Walk From Ireland to Santiago Along The Celtic Camino
In olden times, Camino pilgrims would begin their journey as soon as they left their homes, which is why there are various different Camino routes crossing most of Europe. One of these routes was the Camino Ingles.
The Camino Ingles is the route traditionally favoured by British and Irish pilgrims, as well as others coming from Northern Europe. These pilgrims would take a boat from the main ports in their countries and dock in the north of Spain, ready to continue their journey to the Cathedral of Santiago de Compostela.
There are two main starting points for the Camino Ingles in Galicia: Ferrol and A Coruña. Just like with all other routes, pilgrims must complete at least the last 100 km of the Camino Ingles to receive their Compostela pilgrim certificate in Santiago.
The Camino From A Coruña
While A Coruña is one of the traditional starting points on this route, the actual walking trail in Spain is only 75km away from Santiago. This means that pilgrims walking from A Coruña will not be entitled to a Camino Compostela certificate in Santiago.
However, all is not lost as Camino Society Ireland has worked to define authentic pilgrim routes within Ireland, known as the Celtic Camino. Once you complete 25km on the Celtic Camino prior to starting your walk in Spain, you can get the Irish ‘Compostela’ from St James’ Church in Dublin.
This certificate can then be used by pilgrims to complete the journey from A Coruña to Santiago and request their Compostela in Santiago de Compostela.
The Celtic Camino
We have a self-guided tour on the Camino Ingles for those looking to experience all the Celtic Camino has to offer. Over 4 days, you will walk from A Coruña to Santiago, passing the ancient bridge of As Cascas, the hermitage of San Paio, Bruma, Ordes and Sigüeiro.
For more information about the itinerary and to book your own trip, read about our Celtic Camino tour.
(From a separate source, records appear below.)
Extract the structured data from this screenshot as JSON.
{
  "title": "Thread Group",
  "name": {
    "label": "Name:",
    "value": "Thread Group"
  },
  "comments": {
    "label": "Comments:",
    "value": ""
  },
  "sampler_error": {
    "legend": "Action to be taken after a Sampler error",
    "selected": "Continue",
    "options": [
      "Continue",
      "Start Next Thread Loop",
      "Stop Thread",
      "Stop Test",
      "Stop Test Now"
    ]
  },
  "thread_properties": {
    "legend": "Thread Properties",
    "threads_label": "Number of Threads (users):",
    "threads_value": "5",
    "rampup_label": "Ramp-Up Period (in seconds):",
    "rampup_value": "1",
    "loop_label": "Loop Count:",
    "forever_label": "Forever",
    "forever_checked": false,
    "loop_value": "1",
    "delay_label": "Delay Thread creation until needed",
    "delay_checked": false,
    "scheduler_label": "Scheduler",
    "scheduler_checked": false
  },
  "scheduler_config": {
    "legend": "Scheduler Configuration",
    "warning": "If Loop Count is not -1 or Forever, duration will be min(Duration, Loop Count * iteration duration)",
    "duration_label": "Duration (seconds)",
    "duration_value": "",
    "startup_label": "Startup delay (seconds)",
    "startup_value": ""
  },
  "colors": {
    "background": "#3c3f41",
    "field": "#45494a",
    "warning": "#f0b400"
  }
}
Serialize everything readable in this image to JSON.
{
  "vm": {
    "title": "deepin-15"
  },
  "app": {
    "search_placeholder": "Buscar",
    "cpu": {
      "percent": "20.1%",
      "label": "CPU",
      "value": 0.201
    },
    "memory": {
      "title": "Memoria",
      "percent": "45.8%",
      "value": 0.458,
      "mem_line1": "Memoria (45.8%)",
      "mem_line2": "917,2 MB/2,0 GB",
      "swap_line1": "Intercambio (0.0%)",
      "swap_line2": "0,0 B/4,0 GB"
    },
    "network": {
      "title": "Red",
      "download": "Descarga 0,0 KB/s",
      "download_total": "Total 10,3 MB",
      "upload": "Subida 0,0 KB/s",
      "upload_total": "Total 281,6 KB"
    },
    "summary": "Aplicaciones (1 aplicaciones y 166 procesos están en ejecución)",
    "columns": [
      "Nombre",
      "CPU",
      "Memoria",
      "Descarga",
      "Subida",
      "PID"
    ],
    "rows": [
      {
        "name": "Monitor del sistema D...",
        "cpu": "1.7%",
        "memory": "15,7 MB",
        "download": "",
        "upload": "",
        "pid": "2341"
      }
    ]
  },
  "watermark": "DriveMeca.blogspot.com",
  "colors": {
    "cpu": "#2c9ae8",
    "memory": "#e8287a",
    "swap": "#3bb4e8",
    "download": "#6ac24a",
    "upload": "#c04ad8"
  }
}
If you are looking to start your celtic Camino journey in Ireland, we highly recommend the Kerry Camino trail from Tralee to St James’ Chuch in Dingle. The beauty of the west of Ireland is incomparable, especially if you’re lucky enough to walk on a sunny day!
You can find a list of suggested walks in Ireland on the Camino Society website. If you are a pilgrim from the UK, you’ll be delighted to know it is now also possible to get your Compostela certificate from A Coruña if you complete 25kms of the St Michael’s Way, Way of St Andrews or Pilgrims Way to Canterbury, you can find details here or on the Confraternity of St James website.
Now of course, if getting the certificate doesn’t matter to you, you can simply begin your walk at A Coruña and just happily walk the 75km route anyway!
For more information about the Camino de Santiago or specifically, the Celtic Camino and starting your Camino journey from Ireland or A Coruña, please don’t hesitate to contact us.
Are there ant Celtic Camino routes in Donegal?
Hi Helen, thanks for your message. Please check the Camino Society link in our article for more information about routes in Ireland. Buen Camino!